In the year following a stroke, patients who received the medication escitalopram or participated in a problem-solving therapy group had a lower risk of depression compared to patients who received placebo.
The annual incidence of stroke exceeds 700,000 in the U.S. Depression occurs in more than half of these patients, according to background information in the article. "Post-stroke depression has been shown in numerous studies to be associated with both impaired recovery in activities of daily living and increased mortality. Prevention of depression thus represents a potentially important goal," the researchers write.

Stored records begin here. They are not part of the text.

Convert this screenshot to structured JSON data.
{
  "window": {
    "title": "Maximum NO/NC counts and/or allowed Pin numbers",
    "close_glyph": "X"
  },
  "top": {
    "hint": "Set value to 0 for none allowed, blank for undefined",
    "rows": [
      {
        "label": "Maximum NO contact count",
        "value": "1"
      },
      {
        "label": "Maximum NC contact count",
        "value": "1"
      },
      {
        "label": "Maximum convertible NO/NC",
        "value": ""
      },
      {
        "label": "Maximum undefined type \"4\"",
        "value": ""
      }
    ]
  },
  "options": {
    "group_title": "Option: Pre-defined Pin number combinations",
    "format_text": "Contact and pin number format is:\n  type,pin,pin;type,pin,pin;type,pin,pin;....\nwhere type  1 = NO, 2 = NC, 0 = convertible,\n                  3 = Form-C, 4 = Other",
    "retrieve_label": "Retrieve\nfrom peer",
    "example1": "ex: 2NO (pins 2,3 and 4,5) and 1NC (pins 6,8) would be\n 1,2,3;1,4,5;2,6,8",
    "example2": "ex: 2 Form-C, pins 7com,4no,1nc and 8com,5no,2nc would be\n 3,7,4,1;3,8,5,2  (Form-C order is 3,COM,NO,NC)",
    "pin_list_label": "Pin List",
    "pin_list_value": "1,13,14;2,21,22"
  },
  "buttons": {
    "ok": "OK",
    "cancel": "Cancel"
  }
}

Robert. G. Robinson, M.D., of the University of Iowa, Iowa City, and colleagues assessed the efficacy of the anti-depressant drug escitalopram or problem-solving therapy compared with placebo pills for the prevention of depression among 176 stroke patients. Within three months following the stroke, the patients were randomized for 12 months into one of three groups: escitalopram (n = 59); problem-solving therapy group (n = 59); or placebo (n = 58). The problem-solving therapy group consisted of six treatment sessions and six reinforcement sessions and included patients selecting a problem and going through steps to arrive at a course of action.
The researchers found that participants who received placebo were 4.5 times more likely to develop depression than patients who received escitalopram (22.4 percent vs. 8.5 percent), and 2.2 times more likely to develop depression than patients who received problem-solving therapy (11.9 percent). "Based only on the frequency of depression onset during the one year of treatment, 7.2 acute stroke patients would need to be treated with escitalopram to prevent one case of depression and 9.1 acute stroke patients would need to be treated with problem-solving therapy to prevent one case of depression," the authors write.
An alternative, more conservative method of analyzing the data found that escitalopram was superior to placebo (23.1 percent vs. 34.5 percent), while problem-solving therapy was not significantly better than placebo (30.5 percent vs. 34.5 percent).
There was no significant difference between groups in the frequency of adverse events.
"The clinical implications of our findings are that patients who are given escitalopram or problem-solving therapy following acute stroke may be spared depression and perhaps its adverse consequences," the authors conclude.
Cite This Page: